### EXCERPTED RECORDS:
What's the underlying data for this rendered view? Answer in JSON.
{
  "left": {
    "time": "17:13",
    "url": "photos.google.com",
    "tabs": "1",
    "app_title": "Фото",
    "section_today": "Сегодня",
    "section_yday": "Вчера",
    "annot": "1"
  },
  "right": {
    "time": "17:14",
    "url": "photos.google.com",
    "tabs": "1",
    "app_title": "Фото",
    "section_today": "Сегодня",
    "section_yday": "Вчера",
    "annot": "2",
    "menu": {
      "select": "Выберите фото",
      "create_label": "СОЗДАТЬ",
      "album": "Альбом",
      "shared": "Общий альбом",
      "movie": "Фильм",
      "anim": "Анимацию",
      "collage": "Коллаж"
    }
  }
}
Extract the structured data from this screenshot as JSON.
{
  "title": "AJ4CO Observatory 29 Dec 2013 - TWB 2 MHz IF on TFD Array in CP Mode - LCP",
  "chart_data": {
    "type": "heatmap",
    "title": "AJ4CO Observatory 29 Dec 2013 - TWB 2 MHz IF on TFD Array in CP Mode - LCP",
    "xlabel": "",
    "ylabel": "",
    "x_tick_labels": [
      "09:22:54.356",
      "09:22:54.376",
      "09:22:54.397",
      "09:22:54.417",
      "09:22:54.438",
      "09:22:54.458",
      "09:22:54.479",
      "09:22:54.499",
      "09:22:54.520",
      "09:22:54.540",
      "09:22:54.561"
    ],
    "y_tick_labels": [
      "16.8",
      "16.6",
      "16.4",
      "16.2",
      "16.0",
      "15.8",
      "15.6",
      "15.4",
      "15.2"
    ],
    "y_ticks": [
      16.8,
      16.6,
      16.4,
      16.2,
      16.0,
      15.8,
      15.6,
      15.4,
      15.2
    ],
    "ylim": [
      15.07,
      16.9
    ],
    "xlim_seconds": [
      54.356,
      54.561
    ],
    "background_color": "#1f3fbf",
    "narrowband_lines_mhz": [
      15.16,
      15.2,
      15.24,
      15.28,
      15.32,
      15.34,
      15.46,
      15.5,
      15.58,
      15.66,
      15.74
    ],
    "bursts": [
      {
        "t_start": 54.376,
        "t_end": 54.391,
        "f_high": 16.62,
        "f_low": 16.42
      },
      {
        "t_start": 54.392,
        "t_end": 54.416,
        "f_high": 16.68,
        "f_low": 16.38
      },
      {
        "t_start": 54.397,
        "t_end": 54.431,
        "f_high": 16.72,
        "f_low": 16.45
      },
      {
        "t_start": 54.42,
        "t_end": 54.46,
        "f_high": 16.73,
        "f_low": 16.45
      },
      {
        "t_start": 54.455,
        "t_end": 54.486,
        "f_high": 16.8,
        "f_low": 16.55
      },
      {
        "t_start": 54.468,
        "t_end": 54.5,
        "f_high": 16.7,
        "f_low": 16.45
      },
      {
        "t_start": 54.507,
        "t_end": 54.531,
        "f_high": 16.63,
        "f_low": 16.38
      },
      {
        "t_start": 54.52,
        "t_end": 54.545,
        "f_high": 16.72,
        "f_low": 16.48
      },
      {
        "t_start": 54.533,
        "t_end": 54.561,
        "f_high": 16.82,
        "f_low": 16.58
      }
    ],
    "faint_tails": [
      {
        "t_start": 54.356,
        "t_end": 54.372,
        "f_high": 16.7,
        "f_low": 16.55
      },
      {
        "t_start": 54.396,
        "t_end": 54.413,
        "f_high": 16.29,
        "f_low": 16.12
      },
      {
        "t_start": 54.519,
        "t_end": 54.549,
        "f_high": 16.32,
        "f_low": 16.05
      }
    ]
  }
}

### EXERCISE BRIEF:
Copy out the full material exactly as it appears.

### WRITTEN RESPONSE:
What's the underlying data for this rendered view? Answer in JSON.
{
  "left": {
    "time": "17:13",
    "url": "photos.google.com",
    "tabs": "1",
    "app_title": "Фото",
    "section_today": "Сегодня",
    "section_yday": "Вчера",
    "annot": "1"
  },
  "right": {
    "time": "17:14",
    "url": "photos.google.com",
    "tabs": "1",
    "app_title": "Фото",
    "section_today": "Сегодня",
    "section_yday": "Вчера",
    "annot": "2",
    "menu": {
      "select": "Выберите фото",
      "create_label": "СОЗДАТЬ",
      "album": "Альбом",
      "shared": "Общий альбом",
      "movie": "Фильм",
      "anim": "Анимацию",
      "collage": "Коллаж"
    }
  }
}
Extract the structured data from this screenshot as JSON.
{
  "title": "AJ4CO Observatory 29 Dec 2013 - TWB 2 MHz IF on TFD Array in CP Mode - LCP",
  "chart_data": {
    "type": "heatmap",
    "title": "AJ4CO Observatory 29 Dec 2013 - TWB 2 MHz IF on TFD Array in CP Mode - LCP",
    "xlabel": "",
    "ylabel": "",
    "x_tick_labels": [
      "09:22:54.356",
      "09:22:54.376",
      "09:22:54.397",
      "09:22:54.417",
      "09:22:54.438",
      "09:22:54.458",
      "09:22:54.479",
      "09:22:54.499",
      "09:22:54.520",
      "09:22:54.540",
      "09:22:54.561"
    ],
    "y_tick_labels": [
      "16.8",
      "16.6",
      "16.4",
      "16.2",
      "16.0",
      "15.8",
      "15.6",
      "15.4",
      "15.2"
    ],
    "y_ticks": [
      16.8,
      16.6,
      16.4,
      16.2,
      16.0,
      15.8,
      15.6,
      15.4,
      15.2
    ],
    "ylim": [
      15.07,
      16.9
    ],
    "xlim_seconds": [
      54.356,
      54.561
    ],
    "background_color": "#1f3fbf",
    "narrowband_lines_mhz": [
      15.16,
      15.2,
      15.24,
      15.28,
      15.32,
      15.34,
      15.46,
      15.5,
      15.58,
      15.66,
      15.74
    ],
    "bursts": [
      {
        "t_start": 54.376,
        "t_end": 54.391,
        "f_high": 16.62,
        "f_low": 16.42
      },
      {
        "t_start": 54.392,
        "t_end": 54.416,
        "f_high": 16.68,
        "f_low": 16.38
      },
      {
        "t_start": 54.397,
        "t_end": 54.431,
        "f_high": 16.72,
        "f_low": 16.45
      },
      {
        "t_start": 54.42,
        "t_end": 54.46,
        "f_high": 16.73,
        "f_low": 16.45
      },
      {
        "t_start": 54.455,
        "t_end": 54.486,
        "f_high": 16.8,
        "f_low": 16.55
      },
      {
        "t_start": 54.468,
        "t_end": 54.5,
        "f_high": 16.7,
        "f_low": 16.45
      },
      {
        "t_start": 54.507,
        "t_end": 54.531,
        "f_high": 16.63,
        "f_low": 16.38
      },
      {
        "t_start": 54.52,
        "t_end": 54.545,
        "f_high": 16.72,
        "f_low": 16.48
      },
      {
        "t_start": 54.533,
        "t_end": 54.561,
        "f_high": 16.82,
        "f_low": 16.58
      }
    ],
    "faint_tails": [
      {
        "t_start": 54.356,
        "t_end": 54.372,
        "f_high": 16.7,
        "f_low": 16.55
      },
      {
        "t_start": 54.396,
        "t_end": 54.413,
        "f_high": 16.29,
        "f_low": 16.12
      },
      {
        "t_start": 54.519,
        "t_end": 54.549,
        "f_high": 16.32,
        "f_low": 16.05
      }
    ]
  }
}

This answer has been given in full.